NJ Employment Law

NJ Bill Prohibits Restraints on Litigating Discrimination Claims

NJ Bill Prohibits Restraints on Litigating Discrimination Claims

The NJ Senate recently introduced legislation, no doubt intending to improve the rights of employees who have discrimination claims, by requiring more transparency in litigating these claims. This bill, S3581, provides that provisions in an employment contract that waive “any substantive or procedural right or remedy relating to a claim of discrimination, retaliation, or harassment” are contrary to public policy and would be unenforceable. Furthermore, this bill would prohibit any “prospective waiver of rights or remedies” such as a jury trial or mandatory arbitration of discrimination claims under the New Jersey Law Against Discrimination (“LAD”).

This bill also contains a provision designed to eliminate non-disclosure provisions in agreements resolving claims under the LAD. It deems these clauses as against public policy and therefore unenforceable.

Moreover, the bill prohibits an employer from taking retaliatory action (e.g., refusal to hire, discharge, suspension, or demotion) on the grounds that an individual refuses to enter into an agreement with terms contrary to the above.

Lastly, to the extent an employer seeks to enforce an agreement contrary to the bill, the employee may collect costs and reasonable attorney’s fees for defending against any such suit.

The bill would affect settlement agreements prospectively (not those entered into prior to the effective date specified). It also does not apply to the terms of collective bargaining agreements.
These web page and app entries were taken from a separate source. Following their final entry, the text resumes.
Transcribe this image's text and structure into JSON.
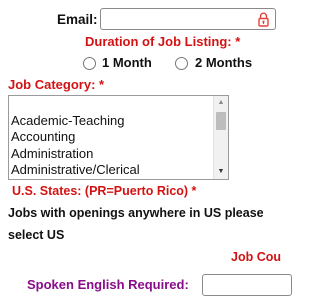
{
  "email": {
    "label": "Email:",
    "value": ""
  },
  "duration": {
    "label": "Duration of Job Listing: *",
    "options": [
      {
        "label": "1 Month",
        "selected": false
      },
      {
        "label": "2 Months",
        "selected": false
      }
    ]
  },
  "job_category": {
    "label": "Job Category: *",
    "items": [
      "Academic-Teaching",
      "Accounting",
      "Administration",
      "Administrative/Clerical"
    ]
  },
  "states": {
    "label": "U.S. States: (PR=Puerto Rico) *",
    "note_line1": "Jobs with openings anywhere in US please",
    "note_line2": "select US"
  },
  "job_country": {
    "label": "Job Cou"
  },
  "spoken_english": {
    "label": "Spoken English Required:"
  },
  "colors": {
    "required_label": "#d31313",
    "english_label": "#8a0c8a",
    "lock_icon": "#e0443a"
  }
}
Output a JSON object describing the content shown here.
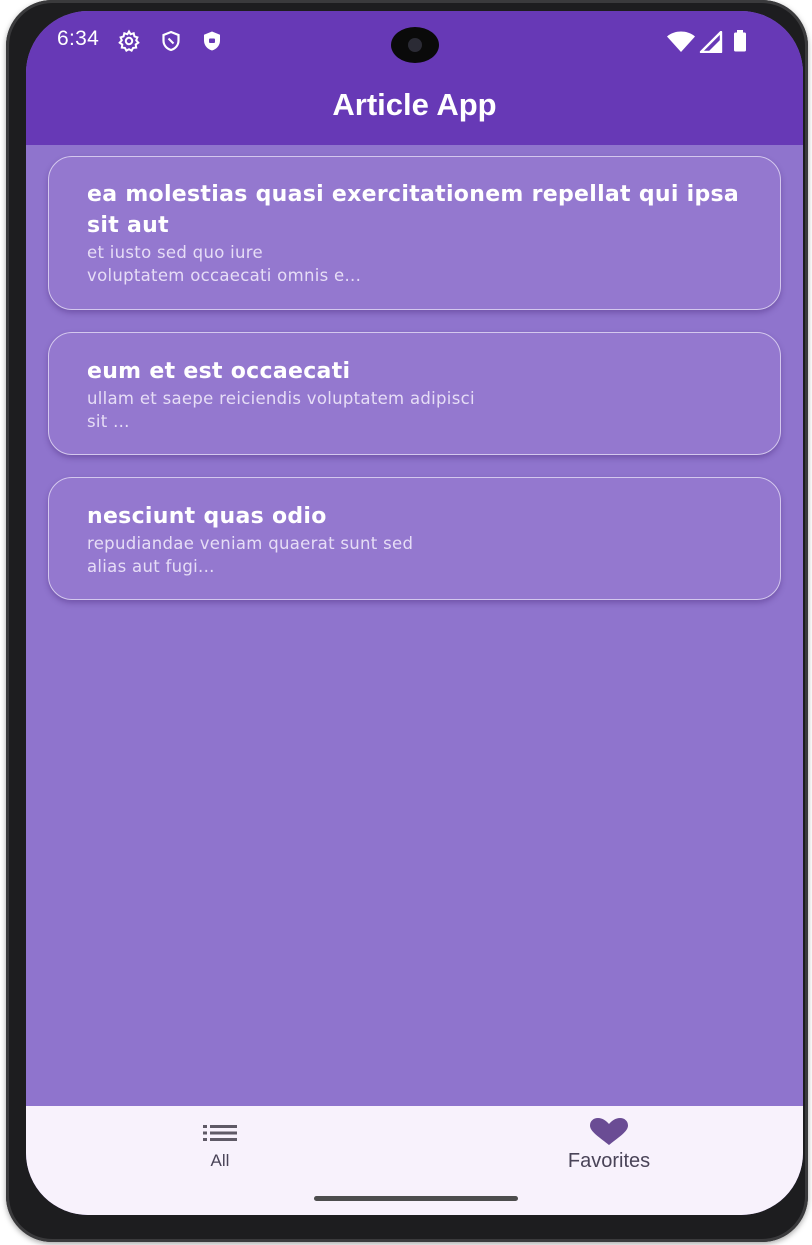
{
  "status_bar": {
    "time": "6:34",
    "icons": [
      "settings-gear-icon",
      "shield-outline-icon",
      "shield-filled-icon",
      "wifi-icon",
      "cellular-signal-icon",
      "battery-icon"
    ]
  },
  "app_bar": {
    "title": "Article App"
  },
  "articles": [
    {
      "title": "ea molestias quasi exercitationem repellat qui ipsa sit aut",
      "body": "et iusto sed quo iure\nvoluptatem occaecati omnis e..."
    },
    {
      "title": "eum et est occaecati",
      "body": "ullam et saepe reiciendis voluptatem adipisci\nsit ..."
    },
    {
      "title": "nesciunt quas odio",
      "body": "repudiandae veniam quaerat sunt sed\nalias aut fugi..."
    }
  ],
  "bottom_nav": {
    "items": [
      {
        "label": "All",
        "icon": "list-icon"
      },
      {
        "label": "Favorites",
        "icon": "heart-icon",
        "selected": true
      }
    ]
  },
  "colors": {
    "app_bar": "#6739b6",
    "background": "#8f74cd",
    "card": "#9478cf",
    "nav_background": "#f8f2fc",
    "nav_icon": "#6a4c94"
  }
}
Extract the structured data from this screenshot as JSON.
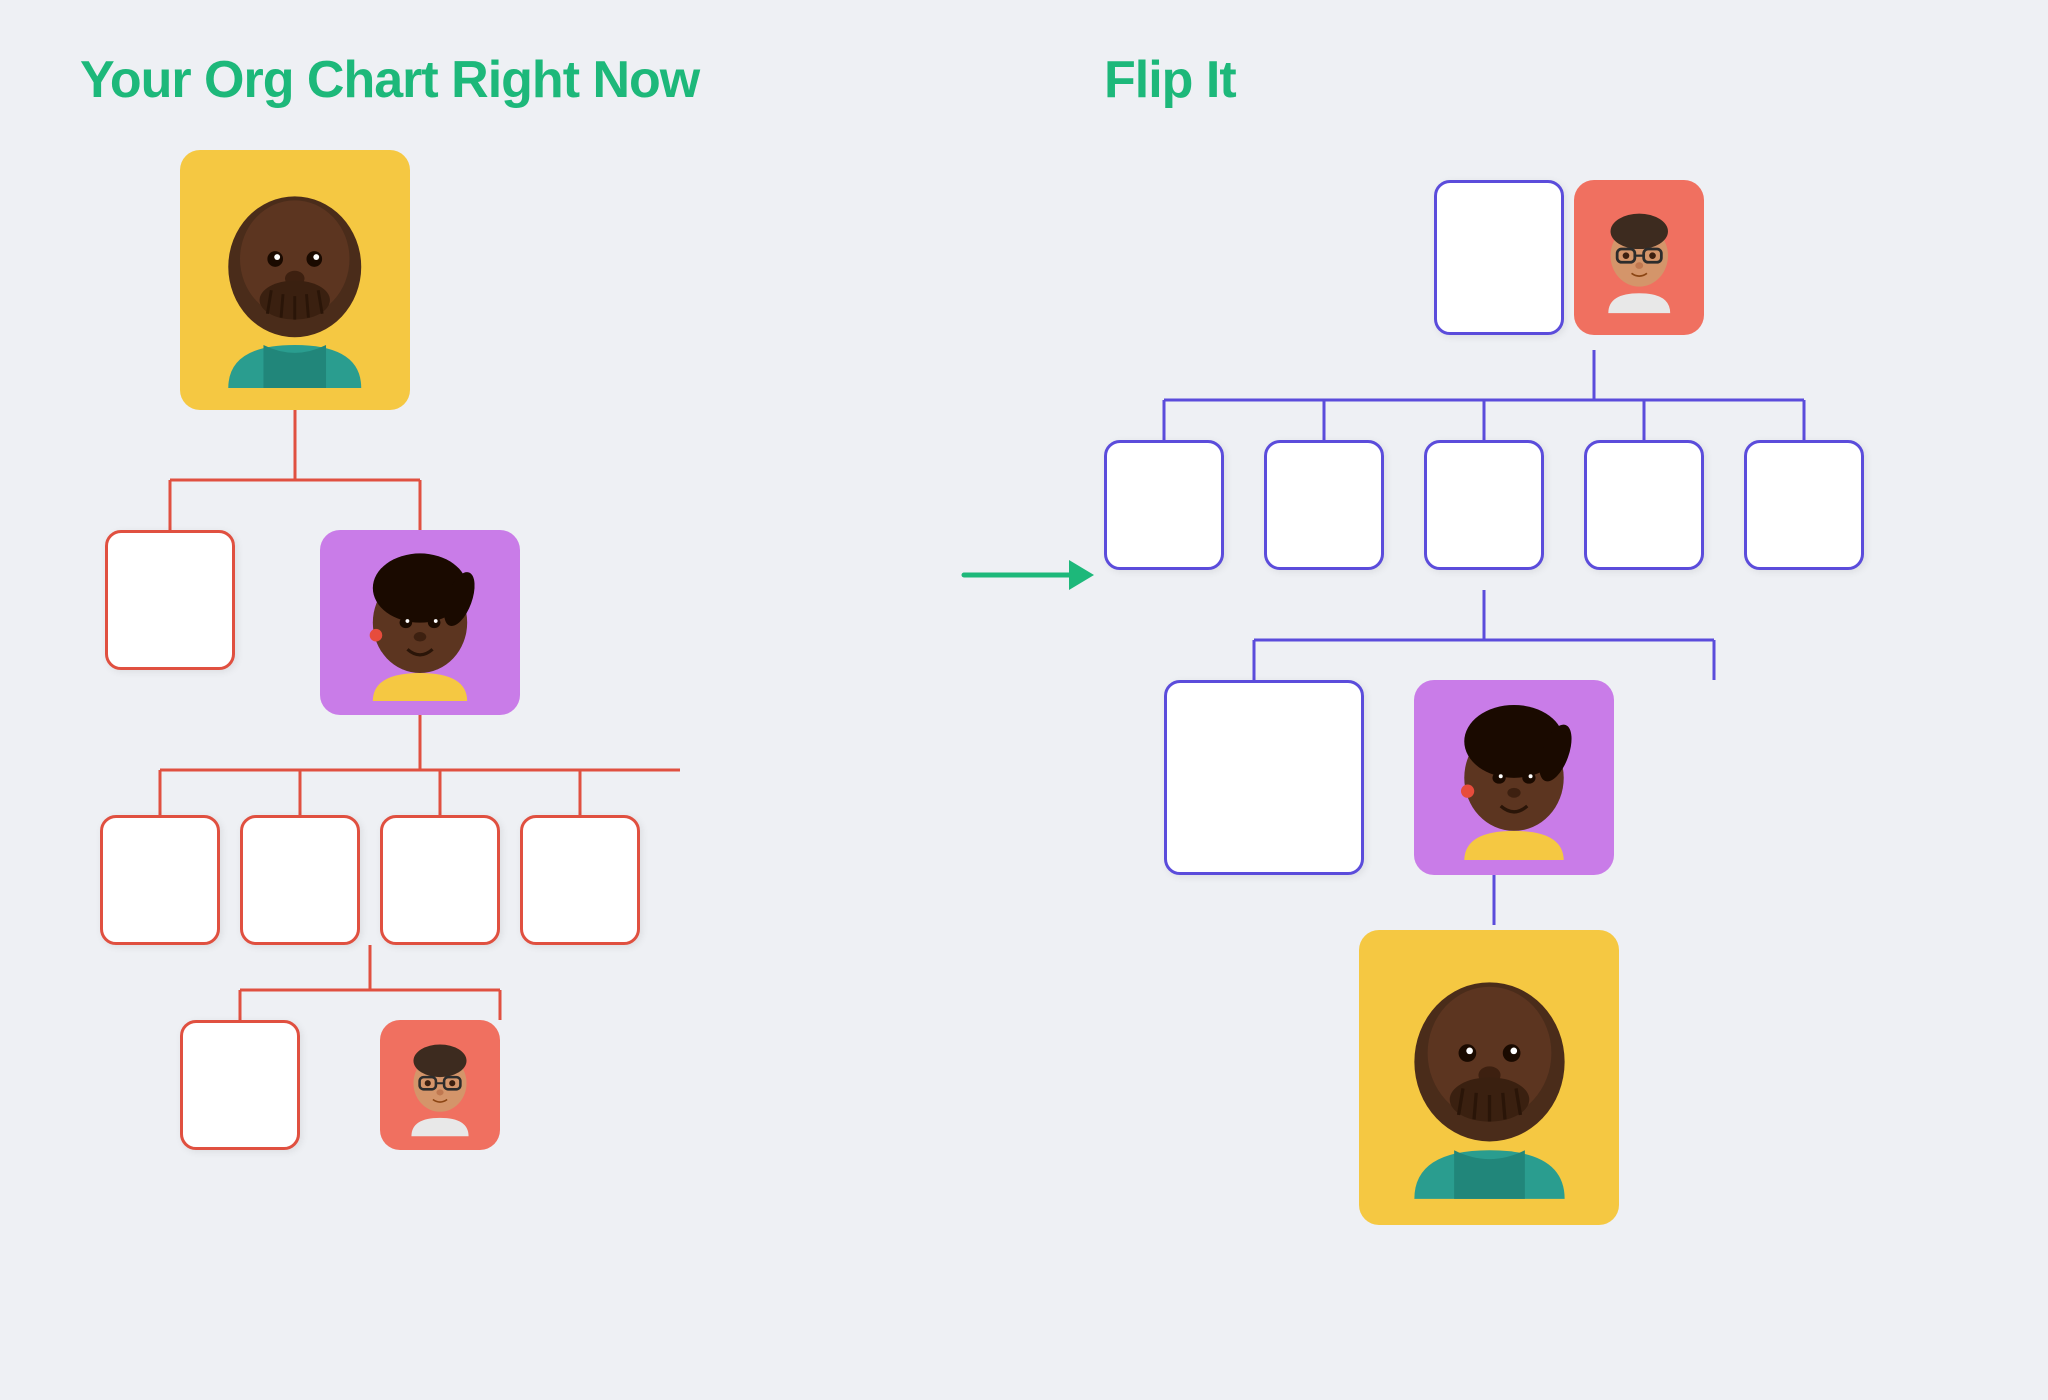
{
  "page": {
    "background_color": "#eef0f4",
    "left_title": "Your Org Chart Right Now",
    "right_title": "Flip It",
    "title_color": "#1db87a",
    "arrow_color": "#1db87a"
  },
  "left_chart": {
    "description": "Top-down org chart with red connector lines",
    "connector_color": "#e05040",
    "nodes": {
      "top": {
        "type": "avatar",
        "bg": "yellow",
        "person": "bald_man"
      },
      "mid_left": {
        "type": "empty",
        "border": "red"
      },
      "mid_right": {
        "type": "avatar",
        "bg": "purple",
        "person": "woman_ponytail"
      },
      "bot_1": {
        "type": "empty",
        "border": "red"
      },
      "bot_2": {
        "type": "empty",
        "border": "red"
      },
      "bot_3": {
        "type": "empty",
        "border": "red"
      },
      "bot_4": {
        "type": "empty",
        "border": "red"
      },
      "bot_bot_1": {
        "type": "empty",
        "border": "red"
      },
      "bot_bot_2": {
        "type": "avatar",
        "bg": "red_avatar",
        "person": "glasses_person"
      }
    }
  },
  "right_chart": {
    "description": "Flipped org chart with purple connector lines",
    "connector_color": "#5b4cdb",
    "nodes": {
      "top_left": {
        "type": "empty",
        "border": "purple"
      },
      "top_right": {
        "type": "avatar",
        "bg": "red_avatar",
        "person": "glasses_person"
      },
      "mid2_1": {
        "type": "empty",
        "border": "purple"
      },
      "mid2_2": {
        "type": "empty",
        "border": "purple"
      },
      "mid2_3": {
        "type": "empty",
        "border": "purple"
      },
      "mid2_4": {
        "type": "empty",
        "border": "purple"
      },
      "mid_left": {
        "type": "empty",
        "border": "purple"
      },
      "mid_right": {
        "type": "avatar",
        "bg": "purple",
        "person": "woman_ponytail"
      },
      "bottom": {
        "type": "avatar",
        "bg": "yellow",
        "person": "bald_man"
      }
    }
  }
}
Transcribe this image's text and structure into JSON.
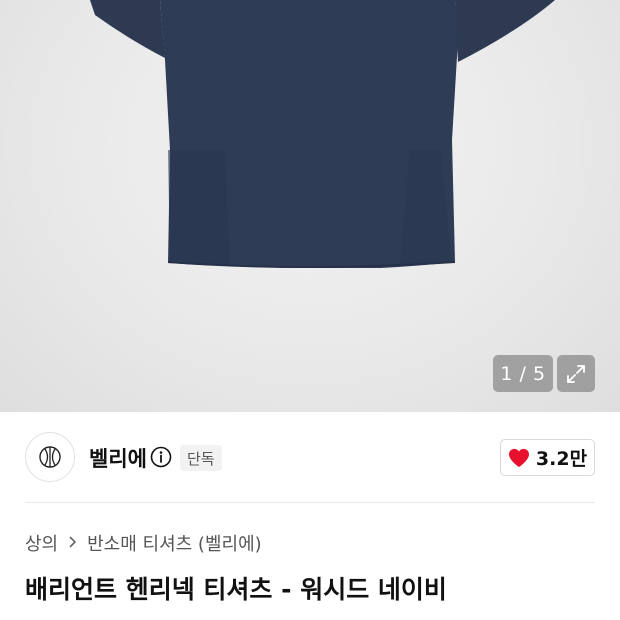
{
  "gallery": {
    "image_alt": "navy henley t-shirt",
    "counter": "1 / 5",
    "current_index": 1,
    "total_images": 5,
    "shirt_color": "#2f3c55",
    "icons": {
      "expand": "expand-icon"
    }
  },
  "brand": {
    "name": "벨리에",
    "exclusive_badge": "단독",
    "icons": {
      "logo": "brand-logo-icon",
      "info": "info-icon"
    }
  },
  "likes": {
    "count": "3.2만",
    "heart_color": "#e8112d",
    "icons": {
      "heart": "heart-icon"
    }
  },
  "breadcrumb": {
    "category": "상의",
    "subcategory": "반소매 티셔츠 (벨리에)",
    "icons": {
      "separator": "chevron-right-icon"
    }
  },
  "product": {
    "title": "배리언트 헨리넥 티셔츠 - 워시드 네이비"
  }
}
If passed, this bill would likely dramatically affect litigation and strategy of claims brought under the LAD. The inability of an employer to utilize arbitration procedures or insist upon confidentiality in settlement agreements may result in fewer out-of-court resolutions and more protracted and costly litigation. This is a double-edged sword for both employers and employees. That is, many employees would prefer to have their claims resolved privately without having to endure a long and public court battle.